In this essay I have dealt with the annulment process in general terms. Anyone considering the process should explore the subject in more detail with a parish priest.
Copyright © 2004 StayCatholic.com
For Further Study
Books - Annulments and the Catholic Church by Edward Peters, J.D., J.C.D
Essays for Lent/Easter: Divorce and Remarriage
Essays for Lent: Marriage
Essays for Lent: Natural Family Planning
Essays for Lent: Contraception
Essays for Lent: Abstinence
Essays for Lent: The Rapture
Essays for Lent: Call No Man Father
Essays for Lent: Scapulars Medals and Relics
Essays for Lent: Statues and Holy Pictures
Essays for Lent: The Rosary
Essays for Lent: The Assumption
Essays for Lent: The Immaculate Conception
Essays for Lent: Mary Ever-Virgin
Essays for Lent: Praying to Saints
Essays for Lent: Indulgences
Essays for Lent: Purgatory
Essays for Lent: Confession
Essays for Lent: The Eucharist
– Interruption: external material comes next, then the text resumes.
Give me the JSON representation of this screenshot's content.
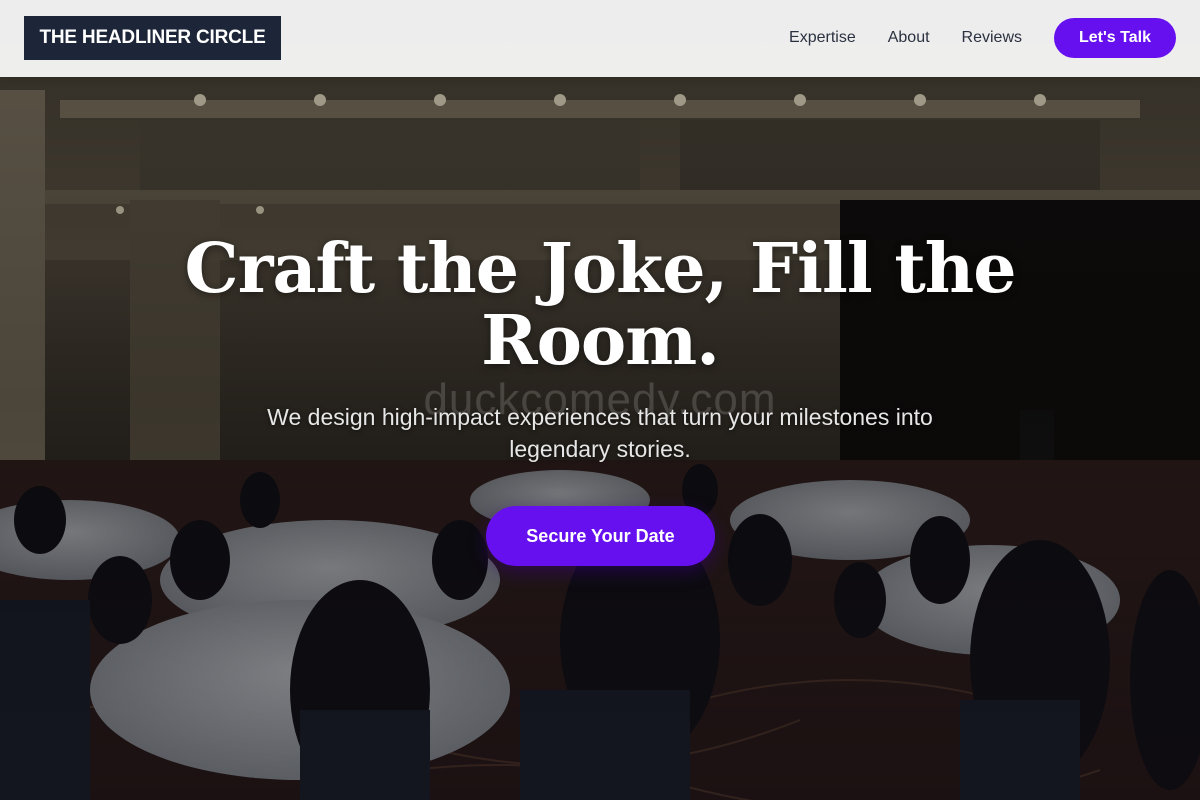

Essays for Lent: The Mass
Essays for Lent: Baptism
Essays for Lent: Justification
Essays for Lent: Tradition
Essays for Lent: Scripture Alone
Essays for Lent: The Canon of Scripture
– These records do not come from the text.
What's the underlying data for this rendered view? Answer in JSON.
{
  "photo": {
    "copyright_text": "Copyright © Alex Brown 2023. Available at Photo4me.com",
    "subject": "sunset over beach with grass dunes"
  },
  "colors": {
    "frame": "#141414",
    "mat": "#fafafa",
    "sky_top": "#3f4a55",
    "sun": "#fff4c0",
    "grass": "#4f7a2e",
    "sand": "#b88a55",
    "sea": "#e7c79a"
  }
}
Essays for Lent: Papal Infallibility
Essays for Lent: The Pope
Essays for Lent: The Church
Essays for Lent: The Bible
Essays for Lent: The Trinity
Essays for Lent: Creationism or Evolution?
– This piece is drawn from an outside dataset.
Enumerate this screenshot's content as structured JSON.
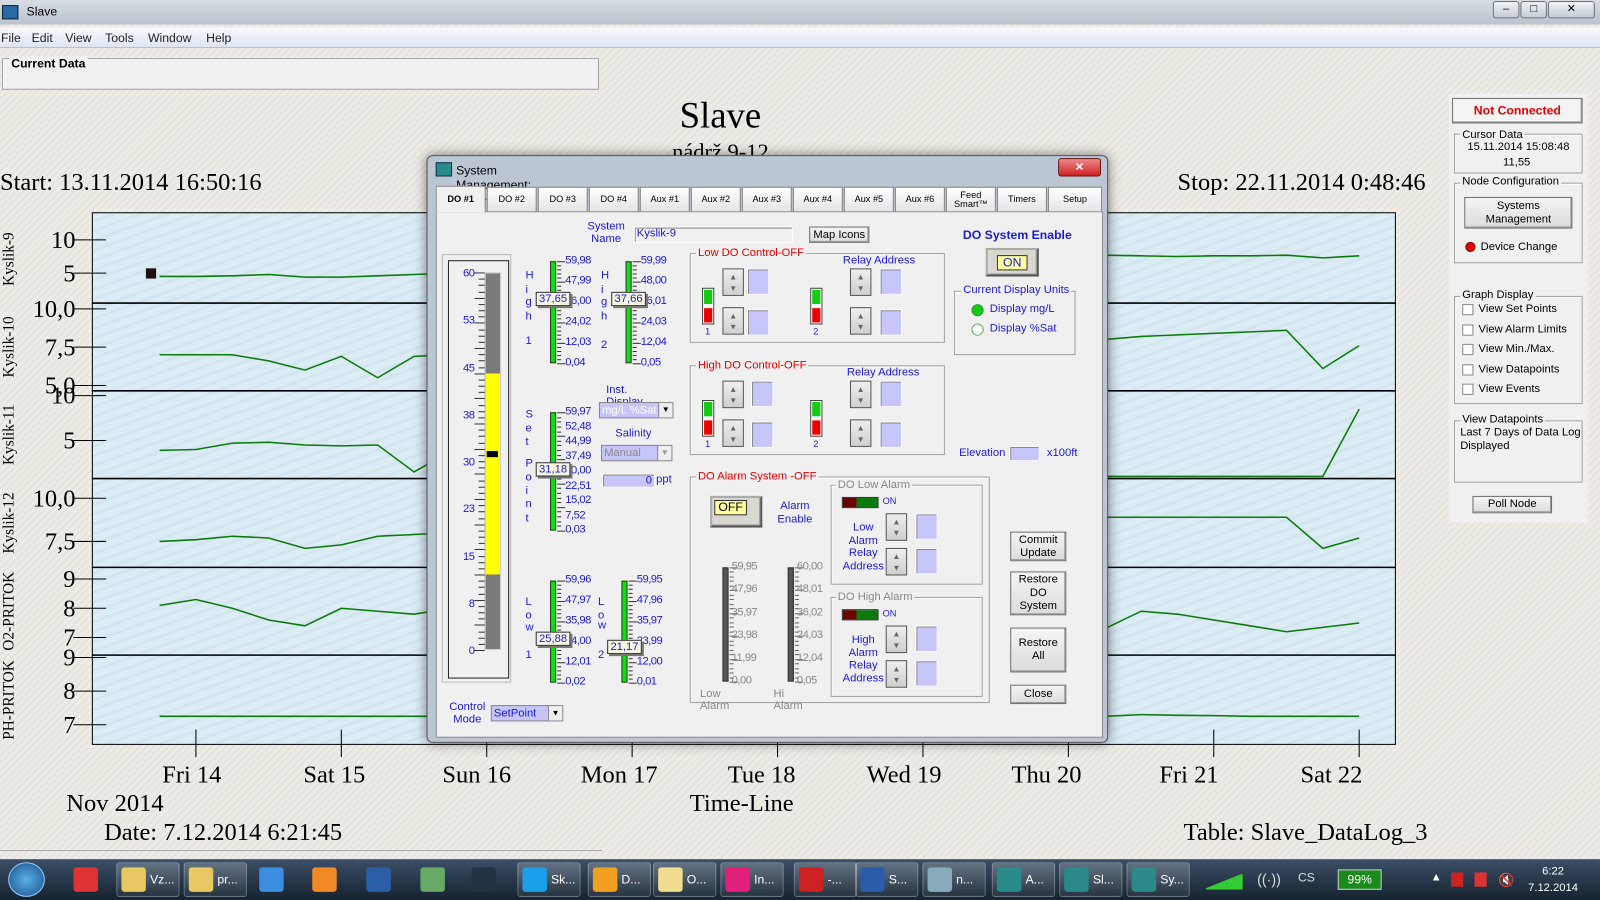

True. Although in the days since Vatican II I think there have been some abuses of the rules. Teddy Kennedy’s annulment was one example, IMHO.
Much depends on the faithfulness of the diocesan bishop and his staff.
I’m a little hesitant about accepting anything Ed Peters has to say, having seen the stubbornness and lack of logic he displayed recently in the Saint John Neumann lesbian situation.
You’re not alone.
You’re not alone.
Marriage to the LORD or married to another person in front of the LORD should stay together till physical passing away. Spirit in faith lingers on. DEFINITELY an AMEN to this!!
We need to remember that marriage is both a vocation and a Sacrament. As created by God, its primary purpose and chief beneficiaries are not the wedded couple. The institution must put as its prime objective the needs and well being of the subsequent generations. The Church has and takes a lot of grief over it. As Catholics we must work to make Society and culture embrace this too.
This is what is meant by a higher love. In the context of marriage it is important that we understand love and that a man and a woman must not only fall in love with each other as they do with what St. Thomas Aquinas called a transcendental third. That third thing that a successful married couple must fall in love with is the "us" of the marriage and its mission. Absent that any marriage is based upon an infatuation and a love of self; I love how she makes me feel, or I love how she looks, or I love how others look at me when I am with her. All marriages so founded are doomed from the beginning to fail.
**I have even heard my own clergy lament that it is easier for a serial rapist or ax murder to receive the Eucharist than a divorced person.**
It is my understanding that as long as a divorced person does not remarry — they can receive the Eucharist.
You, as usual, are correct, but the discussion I was recounting was in the context of remarriage.
Or if they remarry and live as brother and sister.